- [EXERCISE GOAL]
Find each line of the material below in which the word "Targets" occurs, and return it.
(DATASET CONTENT Opens)
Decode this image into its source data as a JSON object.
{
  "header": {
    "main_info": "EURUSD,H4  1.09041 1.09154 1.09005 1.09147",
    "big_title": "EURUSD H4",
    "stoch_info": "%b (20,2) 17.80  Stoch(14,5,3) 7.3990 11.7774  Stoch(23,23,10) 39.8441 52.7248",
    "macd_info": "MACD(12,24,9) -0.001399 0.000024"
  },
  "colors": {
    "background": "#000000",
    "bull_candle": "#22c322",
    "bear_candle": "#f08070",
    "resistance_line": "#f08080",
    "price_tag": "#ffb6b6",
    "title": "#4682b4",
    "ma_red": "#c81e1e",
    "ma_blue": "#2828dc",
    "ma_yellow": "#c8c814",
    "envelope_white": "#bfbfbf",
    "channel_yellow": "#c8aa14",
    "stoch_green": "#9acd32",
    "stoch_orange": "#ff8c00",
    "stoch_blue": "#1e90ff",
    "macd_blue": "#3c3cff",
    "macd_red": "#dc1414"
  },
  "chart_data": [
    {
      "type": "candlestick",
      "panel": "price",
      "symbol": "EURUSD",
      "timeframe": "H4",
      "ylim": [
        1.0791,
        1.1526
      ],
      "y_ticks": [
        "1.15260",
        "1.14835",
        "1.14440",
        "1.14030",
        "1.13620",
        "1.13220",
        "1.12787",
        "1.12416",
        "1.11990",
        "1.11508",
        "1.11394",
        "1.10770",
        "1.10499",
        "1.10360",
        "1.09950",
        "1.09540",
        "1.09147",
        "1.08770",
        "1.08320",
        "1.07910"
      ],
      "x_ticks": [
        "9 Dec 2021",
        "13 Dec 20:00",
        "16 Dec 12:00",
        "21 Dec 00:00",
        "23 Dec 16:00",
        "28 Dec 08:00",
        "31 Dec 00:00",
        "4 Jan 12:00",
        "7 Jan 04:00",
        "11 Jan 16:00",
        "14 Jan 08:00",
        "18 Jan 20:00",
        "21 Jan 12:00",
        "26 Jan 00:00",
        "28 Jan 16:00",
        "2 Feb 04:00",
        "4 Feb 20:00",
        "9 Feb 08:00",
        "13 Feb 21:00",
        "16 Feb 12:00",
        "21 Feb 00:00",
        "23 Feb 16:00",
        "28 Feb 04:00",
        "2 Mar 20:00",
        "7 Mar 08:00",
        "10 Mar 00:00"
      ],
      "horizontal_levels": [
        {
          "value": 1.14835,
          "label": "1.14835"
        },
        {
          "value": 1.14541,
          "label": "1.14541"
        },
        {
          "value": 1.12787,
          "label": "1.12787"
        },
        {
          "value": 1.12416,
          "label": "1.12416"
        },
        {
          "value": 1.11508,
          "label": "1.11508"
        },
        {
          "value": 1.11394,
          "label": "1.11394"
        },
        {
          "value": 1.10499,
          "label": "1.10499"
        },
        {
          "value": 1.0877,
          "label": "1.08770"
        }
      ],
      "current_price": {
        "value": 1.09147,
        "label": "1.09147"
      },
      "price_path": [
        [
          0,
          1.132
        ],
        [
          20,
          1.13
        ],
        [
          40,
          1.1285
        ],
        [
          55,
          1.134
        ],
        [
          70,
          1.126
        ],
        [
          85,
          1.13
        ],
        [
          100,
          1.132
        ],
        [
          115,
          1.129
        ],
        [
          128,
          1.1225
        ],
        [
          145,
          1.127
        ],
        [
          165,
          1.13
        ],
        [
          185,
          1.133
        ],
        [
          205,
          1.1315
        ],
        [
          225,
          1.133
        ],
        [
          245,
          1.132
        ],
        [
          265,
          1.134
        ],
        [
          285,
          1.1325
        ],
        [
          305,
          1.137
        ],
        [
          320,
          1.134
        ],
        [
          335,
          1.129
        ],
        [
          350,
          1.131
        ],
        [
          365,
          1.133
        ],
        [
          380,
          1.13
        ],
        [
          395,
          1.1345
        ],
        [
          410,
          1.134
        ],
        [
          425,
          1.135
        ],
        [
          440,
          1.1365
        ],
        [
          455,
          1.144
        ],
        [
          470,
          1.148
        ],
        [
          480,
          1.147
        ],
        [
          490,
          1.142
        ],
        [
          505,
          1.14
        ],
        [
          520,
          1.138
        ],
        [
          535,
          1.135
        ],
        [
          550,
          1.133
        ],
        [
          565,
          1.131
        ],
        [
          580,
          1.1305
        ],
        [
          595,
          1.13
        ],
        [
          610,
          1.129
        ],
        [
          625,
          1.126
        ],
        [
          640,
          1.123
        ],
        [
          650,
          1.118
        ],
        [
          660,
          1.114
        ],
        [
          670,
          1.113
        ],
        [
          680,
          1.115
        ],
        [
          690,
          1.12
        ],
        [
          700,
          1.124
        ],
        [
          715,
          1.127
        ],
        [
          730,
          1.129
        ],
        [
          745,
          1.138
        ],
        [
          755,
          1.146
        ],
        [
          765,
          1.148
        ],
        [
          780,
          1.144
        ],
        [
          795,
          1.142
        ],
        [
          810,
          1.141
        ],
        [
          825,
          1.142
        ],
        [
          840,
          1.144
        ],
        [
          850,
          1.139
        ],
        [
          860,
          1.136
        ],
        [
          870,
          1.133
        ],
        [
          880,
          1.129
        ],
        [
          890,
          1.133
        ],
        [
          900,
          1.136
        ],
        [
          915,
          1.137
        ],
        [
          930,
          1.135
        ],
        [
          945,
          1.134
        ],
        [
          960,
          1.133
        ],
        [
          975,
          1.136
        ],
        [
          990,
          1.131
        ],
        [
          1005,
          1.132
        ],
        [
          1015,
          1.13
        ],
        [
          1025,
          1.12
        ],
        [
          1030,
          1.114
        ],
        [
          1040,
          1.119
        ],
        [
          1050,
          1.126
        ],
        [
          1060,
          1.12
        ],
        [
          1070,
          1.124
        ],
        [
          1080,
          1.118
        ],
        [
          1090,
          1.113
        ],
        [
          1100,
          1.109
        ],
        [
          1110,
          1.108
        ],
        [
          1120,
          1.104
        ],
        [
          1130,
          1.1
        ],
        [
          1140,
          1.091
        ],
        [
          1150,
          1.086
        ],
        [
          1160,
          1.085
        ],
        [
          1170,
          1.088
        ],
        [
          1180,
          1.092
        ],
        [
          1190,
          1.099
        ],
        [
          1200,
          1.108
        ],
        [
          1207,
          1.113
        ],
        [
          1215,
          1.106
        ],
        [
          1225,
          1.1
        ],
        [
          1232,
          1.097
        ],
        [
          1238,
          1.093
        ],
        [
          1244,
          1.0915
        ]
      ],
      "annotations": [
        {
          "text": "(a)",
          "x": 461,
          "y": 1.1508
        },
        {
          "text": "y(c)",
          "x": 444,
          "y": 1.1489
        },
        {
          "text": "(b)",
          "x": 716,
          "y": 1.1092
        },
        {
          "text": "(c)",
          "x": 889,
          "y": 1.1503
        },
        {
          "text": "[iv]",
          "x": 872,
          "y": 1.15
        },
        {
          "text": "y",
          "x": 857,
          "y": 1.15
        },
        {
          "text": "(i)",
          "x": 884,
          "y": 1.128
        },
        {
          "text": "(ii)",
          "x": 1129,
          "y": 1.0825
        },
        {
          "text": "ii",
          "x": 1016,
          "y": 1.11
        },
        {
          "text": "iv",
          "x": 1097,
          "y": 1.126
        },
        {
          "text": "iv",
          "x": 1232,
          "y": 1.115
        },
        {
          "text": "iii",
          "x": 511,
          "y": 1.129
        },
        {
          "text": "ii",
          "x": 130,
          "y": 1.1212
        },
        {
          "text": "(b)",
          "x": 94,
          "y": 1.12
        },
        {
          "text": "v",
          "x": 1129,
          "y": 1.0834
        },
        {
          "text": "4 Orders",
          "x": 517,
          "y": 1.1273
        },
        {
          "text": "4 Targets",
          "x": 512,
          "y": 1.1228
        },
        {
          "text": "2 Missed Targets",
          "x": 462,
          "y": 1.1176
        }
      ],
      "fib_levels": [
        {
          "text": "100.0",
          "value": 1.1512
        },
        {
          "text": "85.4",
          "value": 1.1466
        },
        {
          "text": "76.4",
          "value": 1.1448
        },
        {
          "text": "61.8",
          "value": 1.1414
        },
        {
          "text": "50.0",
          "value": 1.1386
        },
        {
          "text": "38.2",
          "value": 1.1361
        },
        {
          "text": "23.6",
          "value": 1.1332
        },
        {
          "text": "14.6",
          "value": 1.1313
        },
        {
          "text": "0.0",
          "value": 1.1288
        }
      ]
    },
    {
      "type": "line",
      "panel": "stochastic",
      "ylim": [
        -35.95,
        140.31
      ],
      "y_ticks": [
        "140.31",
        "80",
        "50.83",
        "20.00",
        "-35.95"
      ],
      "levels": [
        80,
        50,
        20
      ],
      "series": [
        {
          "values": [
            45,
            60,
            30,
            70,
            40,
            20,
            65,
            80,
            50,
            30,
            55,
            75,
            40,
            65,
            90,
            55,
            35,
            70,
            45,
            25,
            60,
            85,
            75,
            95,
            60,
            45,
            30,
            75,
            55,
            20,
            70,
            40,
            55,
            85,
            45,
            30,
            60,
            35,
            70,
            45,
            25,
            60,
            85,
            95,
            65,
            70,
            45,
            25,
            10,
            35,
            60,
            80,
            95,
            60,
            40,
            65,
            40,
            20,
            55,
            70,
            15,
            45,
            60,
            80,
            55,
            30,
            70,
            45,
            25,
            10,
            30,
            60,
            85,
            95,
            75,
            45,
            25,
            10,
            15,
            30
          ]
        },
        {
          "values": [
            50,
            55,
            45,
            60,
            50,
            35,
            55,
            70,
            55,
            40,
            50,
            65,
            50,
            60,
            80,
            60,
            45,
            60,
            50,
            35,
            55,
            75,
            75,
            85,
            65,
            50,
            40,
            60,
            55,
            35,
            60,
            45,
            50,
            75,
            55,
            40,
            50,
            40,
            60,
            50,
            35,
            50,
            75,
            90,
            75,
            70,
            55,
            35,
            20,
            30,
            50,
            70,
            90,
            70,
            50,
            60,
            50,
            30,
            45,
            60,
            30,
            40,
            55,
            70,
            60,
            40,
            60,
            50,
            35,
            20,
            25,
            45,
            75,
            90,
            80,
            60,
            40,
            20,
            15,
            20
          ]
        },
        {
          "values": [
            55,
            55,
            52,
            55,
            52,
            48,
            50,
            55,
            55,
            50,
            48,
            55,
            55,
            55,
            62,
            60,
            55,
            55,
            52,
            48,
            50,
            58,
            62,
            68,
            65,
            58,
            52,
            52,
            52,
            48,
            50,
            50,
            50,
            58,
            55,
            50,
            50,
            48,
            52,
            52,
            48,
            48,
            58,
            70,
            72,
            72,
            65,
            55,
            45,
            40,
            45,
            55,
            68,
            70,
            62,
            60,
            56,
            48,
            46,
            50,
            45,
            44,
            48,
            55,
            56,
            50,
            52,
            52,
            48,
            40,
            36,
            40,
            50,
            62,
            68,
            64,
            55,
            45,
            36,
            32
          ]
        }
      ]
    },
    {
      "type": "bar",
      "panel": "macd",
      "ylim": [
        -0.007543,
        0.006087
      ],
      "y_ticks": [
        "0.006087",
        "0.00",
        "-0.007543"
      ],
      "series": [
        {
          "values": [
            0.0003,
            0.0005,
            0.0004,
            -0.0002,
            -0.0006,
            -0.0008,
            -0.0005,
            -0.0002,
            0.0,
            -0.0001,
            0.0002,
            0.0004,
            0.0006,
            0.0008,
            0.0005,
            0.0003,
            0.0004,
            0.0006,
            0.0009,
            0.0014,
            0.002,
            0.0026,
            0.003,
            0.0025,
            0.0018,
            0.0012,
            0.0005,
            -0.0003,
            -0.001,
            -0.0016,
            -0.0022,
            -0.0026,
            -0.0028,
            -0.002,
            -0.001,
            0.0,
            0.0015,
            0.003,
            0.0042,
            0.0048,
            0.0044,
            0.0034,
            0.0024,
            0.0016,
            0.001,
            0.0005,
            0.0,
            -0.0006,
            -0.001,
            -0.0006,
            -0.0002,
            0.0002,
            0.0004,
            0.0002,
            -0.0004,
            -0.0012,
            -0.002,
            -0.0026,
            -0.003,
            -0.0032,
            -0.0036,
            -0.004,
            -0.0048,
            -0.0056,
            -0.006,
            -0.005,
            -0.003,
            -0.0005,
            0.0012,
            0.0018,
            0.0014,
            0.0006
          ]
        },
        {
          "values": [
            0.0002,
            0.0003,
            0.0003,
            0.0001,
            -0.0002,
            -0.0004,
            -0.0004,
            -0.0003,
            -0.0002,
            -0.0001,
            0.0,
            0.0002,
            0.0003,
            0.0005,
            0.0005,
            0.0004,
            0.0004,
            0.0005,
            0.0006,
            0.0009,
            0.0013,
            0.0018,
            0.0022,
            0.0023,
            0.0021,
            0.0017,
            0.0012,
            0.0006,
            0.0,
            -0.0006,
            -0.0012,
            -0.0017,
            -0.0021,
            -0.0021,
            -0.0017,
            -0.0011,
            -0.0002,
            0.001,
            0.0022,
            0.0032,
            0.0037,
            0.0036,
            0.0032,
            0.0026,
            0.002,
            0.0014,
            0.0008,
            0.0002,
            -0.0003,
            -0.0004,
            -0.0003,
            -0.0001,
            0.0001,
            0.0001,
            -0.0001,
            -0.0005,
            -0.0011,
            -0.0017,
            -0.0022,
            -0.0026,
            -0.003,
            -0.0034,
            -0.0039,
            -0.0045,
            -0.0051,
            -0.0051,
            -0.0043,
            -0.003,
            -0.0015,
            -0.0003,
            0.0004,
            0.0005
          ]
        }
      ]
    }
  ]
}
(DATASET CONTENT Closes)
- [OUTPUT FOR THIS EXERCISE]
          "text": "4 Targets",
          "text": "2 Missed Targets",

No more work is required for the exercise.